I went on a middle-of-the-night reading binge last night. (Couldn’t sleep). So, three thoughts, all from my reading…
Thought #1 – we’ve got to make our teams smarter.
This comes from Why Some Teams Are Smarter Than Others by Olimpia Zagnoli. She writes well about time wasted and effort wasted by teams done badly. And she proposes three ways to make teams smarter (all research-based…). Here are the three findings/suggestions:
Instead, the smartest teams were distinguished by three characteristics.
First, their members contributed more equally to the team’s discussions, rather than letting one or two people dominate the group.
Second, their members scored higher on a test called Reading the Mind in the Eyes, which measures how well people can read complex emotional states from images of faces with only the eyes visible.
Finally, teams with more women outperformed teams with more men. Indeed, it appeared that it was not “diversity” (having equal numbers of men and women) that mattered for a team’s intelligence, but simply having more women. This last effect, however, was partly explained by the fact that women, on average, were better at “mindreading” than men.
Thought #2 – we’ve got to be smarter using our technology.
This one is not yet available to watch. But, in an upcoming debate at the great site IntelligenceSquaredUS.org, they’ve got quite an upcoming debate (May 13) on SMART TECHNOLOGY IS MAKING US DUMB. Here’s the descriptive paragraph:
Smart technology grants us unprecedented, immediate access to knowledge and to each other—a ubiquitous and seamless presence in everyday life. But is there a downside to all of this connectivity? It’s been said that smart technology creates dependency on devices, narrows our world to echo chambers, and impairs cognitive skills through shortcuts and distraction. Are smart tech devices guiding so much of our decision making that we are losing autonomy without even realizing it? Or are these concerns an overstatement of the negative effects of high-tech consumption?
I look forward to this debate. Just click over to take a look at the speakers debating the issue. (Nicholas Carr, author of The Shallows, is one of the voices arguing for the motion).
Thought #3 – We need smarter people; you need to be a smarter you.
This was the read for the weekend/month…maybe year. It is a very thoughtful, provocative essay: Among the Disrupted by Leon Wieseltier. Here’s the opening of the essay:
Amid the bacchanal of disruption, let us pause to honor the disrupted. The streets of American cities are haunted by the ghosts of bookstores and record stores, which have been destroyed by the greatest thugs in the history of the culture industry.

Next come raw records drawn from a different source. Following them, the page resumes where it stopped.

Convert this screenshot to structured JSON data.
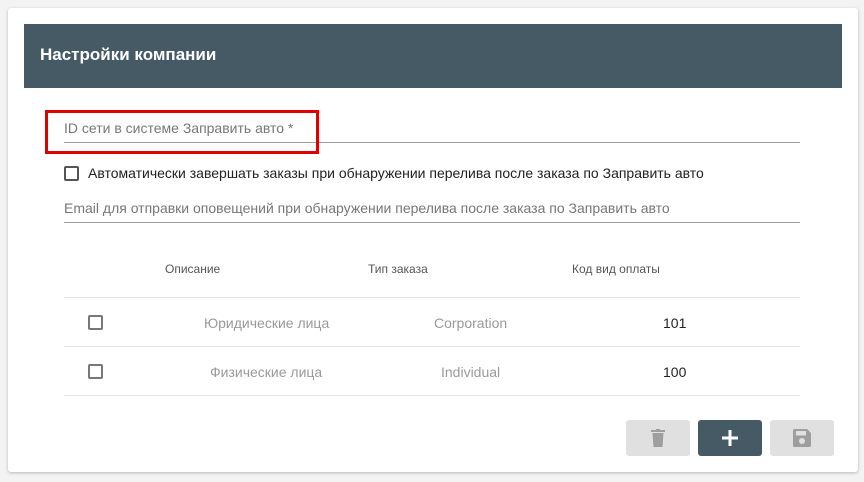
{
  "header": {
    "title": "Настройки компании"
  },
  "form": {
    "network_id_placeholder": "ID сети в системе Заправить авто *",
    "auto_complete_label": "Автоматически завершать заказы при обнаружении перелива после заказа по Заправить авто",
    "email_placeholder": "Email для отправки оповещений при обнаружении перелива после заказа по Заправить авто"
  },
  "table": {
    "columns": [
      "Описание",
      "Тип заказа",
      "Код вид оплаты"
    ],
    "rows": [
      {
        "description": "Юридические лица",
        "order_type": "Corporation",
        "payment_code": "101"
      },
      {
        "description": "Физические лица",
        "order_type": "Individual",
        "payment_code": "100"
      }
    ]
  },
  "colors": {
    "header_bg": "#465a66",
    "highlight": "#e00000",
    "disabled_btn": "#e0e0e0"
  },
  "icons": {
    "delete": "trash-icon",
    "add": "plus-icon",
    "save": "floppy-disk-icon"
  }
}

And a few more excerpts:
And even as technologism, which is not the same as technology, asserts itself over more and more precincts of human life, so too does scientism, which is not the same as science.
Aside from issues of life and death, there is no more urgent task for American intellectuals and writers than to think critically about the salience, even the tyranny, of technology in individual and collective life.

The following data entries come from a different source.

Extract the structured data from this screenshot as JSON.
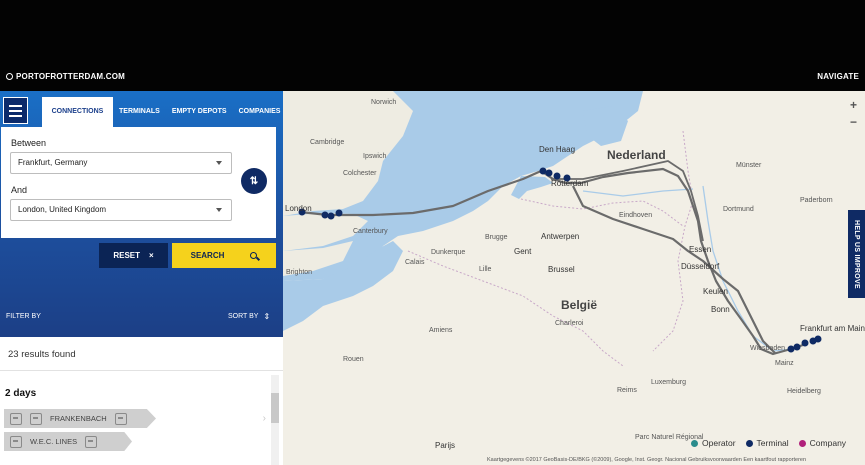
{
  "header": {
    "brand": "PORTOFROTTERDAM.COM",
    "navigate": "NAVIGATE"
  },
  "tabs": [
    {
      "label": "CONNECTIONS",
      "active": true
    },
    {
      "label": "TERMINALS"
    },
    {
      "label": "EMPTY DEPOTS"
    },
    {
      "label": "COMPANIES"
    }
  ],
  "form": {
    "between_label": "Between",
    "between_value": "Frankfurt, Germany",
    "and_label": "And",
    "and_value": "London, United Kingdom",
    "swap_icon": "⇅"
  },
  "buttons": {
    "reset": "RESET",
    "reset_icon": "×",
    "search": "SEARCH"
  },
  "filters": {
    "filter_by": "FILTER BY",
    "sort_by": "SORT BY",
    "sort_icon": "⇕"
  },
  "results": {
    "count_text": "23 results found",
    "group_title": "2 days",
    "routes": [
      {
        "operator": "FRANKENBACH",
        "mode": "train"
      },
      {
        "operator": "W.E.C. LINES",
        "mode": "ship"
      }
    ]
  },
  "map": {
    "zoom_in": "+",
    "zoom_out": "−",
    "help": "HELP US IMPROVE",
    "labels": {
      "nederland": "Nederland",
      "belgie": "België",
      "den_haag": "Den Haag",
      "rotterdam": "Rotterdam",
      "antwerpen": "Antwerpen",
      "brussel": "Brussel",
      "gent": "Gent",
      "brugge": "Brugge",
      "london": "London",
      "cambridge": "Cambridge",
      "norwich": "Norwich",
      "ipswich": "Ipswich",
      "colchester": "Colchester",
      "canterbury": "Canterbury",
      "brighton": "Brighton",
      "calais": "Calais",
      "dunkerque": "Dunkerque",
      "lille": "Lille",
      "amiens": "Amiens",
      "rouen": "Rouen",
      "parijs": "Parijs",
      "reims": "Reims",
      "charleroi": "Charleroi",
      "luxemburg": "Luxemburg",
      "eindhoven": "Eindhoven",
      "essen": "Essen",
      "dusseldorf": "Düsseldorf",
      "koln": "Keulen",
      "bonn": "Bonn",
      "dortmund": "Dortmund",
      "munster": "Münster",
      "paderborn": "Paderborn",
      "frankfurt": "Frankfurt am Main",
      "wiesbaden": "Wiesbaden",
      "mainz": "Mainz",
      "heidelberg": "Heidelberg",
      "parc": "Parc Naturel Régional"
    },
    "legend": [
      {
        "label": "Operator",
        "color": "#2a8c8c"
      },
      {
        "label": "Terminal",
        "color": "#0f2a64"
      },
      {
        "label": "Company",
        "color": "#b0207a"
      }
    ],
    "attribution": "Kaartgegevens ©2017 GeoBasis-DE/BKG (©2009), Google, Inst. Geogr. Nacional   Gebruiksvoorwaarden   Een kaartfout rapporteren"
  }
}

There is nothing soft about the quest for a significant life.
This essay reminded me of the warnings and insights of the still more than relevant Neil Postman in Technopoly: The Surrender of Culture to Technology. Mr. Postman wrote this in the early 1990s, just before Netscape opened up the masses to the internet and the world wide web. After I finished reading this essay, I pulled my copy of Technopoly off my shelf, and re-read the opening pages. The essay, and Postman, made me think…
Anyway, let me say in the strongest possible terms, READ THIS ESSAY! It will help you think about being a smarter you in the midst of the current technology-rich cultural rumblings.
That’s it for this Saturday…